In 2005, Slott conceived and hosted a series of multi-cultural-house-concerts entitled ‘Unity-in-Diversity’ in his Dublin family home, where crowds of friends and neighbours would gather each week to attend intimate performances by some of Ireland’s leading musicians, and recitals by some of her best-loved poets. Saxophonist Keith Donald (Moving Hearts), flautist Brian Dunning (Puck Fair), violinist Cora Venus Lunny, cellist-singer Vyvienne Long, poets Macdara Woods and Eiléan Ní Chuilleanáin, as well as a host of Irish bands including the Chapters and Star Turtle, were among the many artists who shared their talents in Slott’s family home. ‘Sometimes we’d have 70 people packed into these concerts in our living-room,’ Slott recalls. ‘Each week we would cook food from a different part of the world, and share some ideas from different cultures. It was a big undertaking, but I think it brought a lot of people together.’

In 2006, Slott left Ireland and moved to New York, where he taught music, played piano in restaurants, and honed his song-writing skills in the clubs and open-mics of downtown Manhattan. A year and a half later, he returned to Ireland and set out on a tour of house-concerts around the country (‘I just called a bunch a friends and said, “Hey, can I play a concert in your house?”,’ says Slott). In between playing concerts in living-rooms around Ireland, he began to record a batch of piano compositions which he had written in the years since Melaton. He then launched his own website, and promised a free 2-track CD of his piano music to the first 1000 visitors to www.lukeslott.com. He indeed fulfilled his promise, and sent 1000 free CDs around the world. ‘It broke the bank,’ says Slott, ‘but I think fans really appreciate getting a gift directly from the artist.

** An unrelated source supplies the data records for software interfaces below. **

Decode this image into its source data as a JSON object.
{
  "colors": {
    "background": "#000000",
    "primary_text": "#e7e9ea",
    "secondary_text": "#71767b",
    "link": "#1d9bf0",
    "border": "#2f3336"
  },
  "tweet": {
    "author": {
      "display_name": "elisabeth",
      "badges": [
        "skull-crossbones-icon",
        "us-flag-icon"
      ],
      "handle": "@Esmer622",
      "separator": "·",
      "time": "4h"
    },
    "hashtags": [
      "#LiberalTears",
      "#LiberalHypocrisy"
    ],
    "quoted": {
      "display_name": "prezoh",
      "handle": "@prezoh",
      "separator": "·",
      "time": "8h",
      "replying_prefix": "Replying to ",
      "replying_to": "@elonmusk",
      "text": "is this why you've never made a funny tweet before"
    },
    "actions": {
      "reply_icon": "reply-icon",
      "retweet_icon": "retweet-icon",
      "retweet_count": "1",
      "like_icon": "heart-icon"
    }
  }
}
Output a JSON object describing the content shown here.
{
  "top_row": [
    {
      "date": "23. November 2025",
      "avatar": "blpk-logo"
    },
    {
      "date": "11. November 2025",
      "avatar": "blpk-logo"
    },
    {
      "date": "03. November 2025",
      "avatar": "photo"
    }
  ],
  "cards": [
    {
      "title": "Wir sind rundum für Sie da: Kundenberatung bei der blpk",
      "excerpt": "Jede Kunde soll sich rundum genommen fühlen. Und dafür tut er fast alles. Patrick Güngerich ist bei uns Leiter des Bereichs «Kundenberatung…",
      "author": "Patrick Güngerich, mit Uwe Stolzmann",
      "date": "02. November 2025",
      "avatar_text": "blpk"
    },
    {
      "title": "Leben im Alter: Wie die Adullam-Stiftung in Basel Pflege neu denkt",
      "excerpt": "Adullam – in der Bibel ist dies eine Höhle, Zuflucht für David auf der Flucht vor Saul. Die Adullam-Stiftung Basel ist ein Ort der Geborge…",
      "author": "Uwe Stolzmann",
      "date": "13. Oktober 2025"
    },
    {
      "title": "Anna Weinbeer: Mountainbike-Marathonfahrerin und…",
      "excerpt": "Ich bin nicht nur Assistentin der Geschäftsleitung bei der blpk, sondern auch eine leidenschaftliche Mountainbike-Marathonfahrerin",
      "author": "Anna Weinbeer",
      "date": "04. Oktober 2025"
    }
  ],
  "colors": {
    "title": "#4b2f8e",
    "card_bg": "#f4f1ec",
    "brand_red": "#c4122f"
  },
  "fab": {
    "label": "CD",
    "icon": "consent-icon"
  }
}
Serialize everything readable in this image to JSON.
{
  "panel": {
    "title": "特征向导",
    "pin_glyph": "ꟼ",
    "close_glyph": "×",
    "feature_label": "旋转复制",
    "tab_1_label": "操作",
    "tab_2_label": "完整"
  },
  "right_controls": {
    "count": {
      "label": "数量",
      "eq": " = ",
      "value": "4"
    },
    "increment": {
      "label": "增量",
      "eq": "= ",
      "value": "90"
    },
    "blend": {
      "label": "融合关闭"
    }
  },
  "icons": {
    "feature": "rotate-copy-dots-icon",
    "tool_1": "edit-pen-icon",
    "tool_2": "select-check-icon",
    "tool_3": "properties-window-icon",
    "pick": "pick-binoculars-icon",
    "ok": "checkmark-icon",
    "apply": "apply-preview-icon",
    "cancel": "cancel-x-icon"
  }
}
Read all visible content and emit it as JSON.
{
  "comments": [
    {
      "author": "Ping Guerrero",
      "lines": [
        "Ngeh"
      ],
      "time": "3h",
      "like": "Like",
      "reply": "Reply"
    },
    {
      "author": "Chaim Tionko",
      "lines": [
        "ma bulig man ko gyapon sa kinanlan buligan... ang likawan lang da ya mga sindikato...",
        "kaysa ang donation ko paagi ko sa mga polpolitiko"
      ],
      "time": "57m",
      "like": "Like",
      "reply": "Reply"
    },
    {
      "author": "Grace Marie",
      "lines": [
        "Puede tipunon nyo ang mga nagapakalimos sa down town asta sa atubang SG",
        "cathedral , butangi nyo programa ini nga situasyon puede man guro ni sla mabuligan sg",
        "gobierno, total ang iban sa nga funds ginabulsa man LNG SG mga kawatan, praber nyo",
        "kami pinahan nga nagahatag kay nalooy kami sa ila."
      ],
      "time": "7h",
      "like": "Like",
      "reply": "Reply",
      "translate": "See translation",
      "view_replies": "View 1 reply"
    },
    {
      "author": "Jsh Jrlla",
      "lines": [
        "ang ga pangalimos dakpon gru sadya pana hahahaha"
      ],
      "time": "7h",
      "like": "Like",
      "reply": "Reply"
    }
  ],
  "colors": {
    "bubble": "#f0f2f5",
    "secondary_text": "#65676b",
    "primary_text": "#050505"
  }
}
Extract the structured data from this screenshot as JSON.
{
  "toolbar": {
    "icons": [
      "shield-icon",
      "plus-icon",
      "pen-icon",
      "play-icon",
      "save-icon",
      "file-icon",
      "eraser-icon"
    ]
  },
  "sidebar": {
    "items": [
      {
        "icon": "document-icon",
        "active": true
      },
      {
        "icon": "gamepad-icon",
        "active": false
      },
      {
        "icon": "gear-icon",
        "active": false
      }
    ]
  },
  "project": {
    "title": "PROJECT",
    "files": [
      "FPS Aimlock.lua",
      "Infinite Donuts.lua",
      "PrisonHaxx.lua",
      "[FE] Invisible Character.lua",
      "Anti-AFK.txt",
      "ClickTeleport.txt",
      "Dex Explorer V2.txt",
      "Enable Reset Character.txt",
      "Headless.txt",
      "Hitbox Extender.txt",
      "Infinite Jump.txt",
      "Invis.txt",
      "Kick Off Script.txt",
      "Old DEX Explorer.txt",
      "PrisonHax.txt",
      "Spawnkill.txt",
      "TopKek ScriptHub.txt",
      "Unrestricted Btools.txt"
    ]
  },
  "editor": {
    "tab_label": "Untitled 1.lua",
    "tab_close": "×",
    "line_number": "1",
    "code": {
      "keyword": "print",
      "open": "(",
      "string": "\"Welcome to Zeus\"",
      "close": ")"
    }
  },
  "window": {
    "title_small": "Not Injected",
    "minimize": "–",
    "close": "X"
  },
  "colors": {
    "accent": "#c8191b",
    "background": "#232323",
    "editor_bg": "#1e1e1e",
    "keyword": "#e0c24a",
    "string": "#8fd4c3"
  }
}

It has given me an invaluable connection to my listeners.’

Slott continues to sing and write songs and promises a return to the singer-songwriter scene in due course, but his ambitious debut release as a solo artist is the instrumental ‘Don’t Go Back To Sleep’, a collection of ten pieces for solo piano whose darkly humorous waltzes hint at Slott’s love of Chopin – a fitting nod to his own Polish ancestry.

By: Shayne Byrne | Beat-Play Ambassador Ireland | @shaynewithMWL | Music Without Labels & Beat-Play, LLC

Gregory Alan Isakov – This Empty Northern Hemisphere [ALBUM REVIEW]

Waking up on a couch at 6am is usually one of the roughest thing you can do after a night out but when your woken up by “if I go, I’m goin” which featured at the end of the new episode of Californication it aint such a bad way to wake.

South African born, Philadelphia raised & Colorado based Gregory Alan Isakov’s 4th album “This Empty Northern Hemisphere” which features “if I go, I’m goin” is sure to open his music up to a wider audience and too right. He has shared stages with Ani Difranco, Rodrigo y Gabriela, Calexico, Brandi Carlile and Fiona Apple.

His Songs are plush with glowing arrangements. String sections that compliment and never overpower the more folksy
instrumentation of delicate banjo and accordion and nylon sting guitars. Backed by Brandi Carlile on a handful of tunes he delivers melodies that warm the heart and embed his lyrics in your mind long after the record stops. recorded in many different locations. a closed down bookshop, his apartment, in studio and at Carlile’s house his loosely woven folk music is in the vein of Iron & Wine, acoustic Springsteen and I’m sure I could go on but to do that would make less of Gregory as an artist in his own right.

Here is a live version of album highlight Virginia May featuring Brandi Carlile.

you can pick up a copy from links provided on his website here
http://www.gregoryalanisakov.com/music/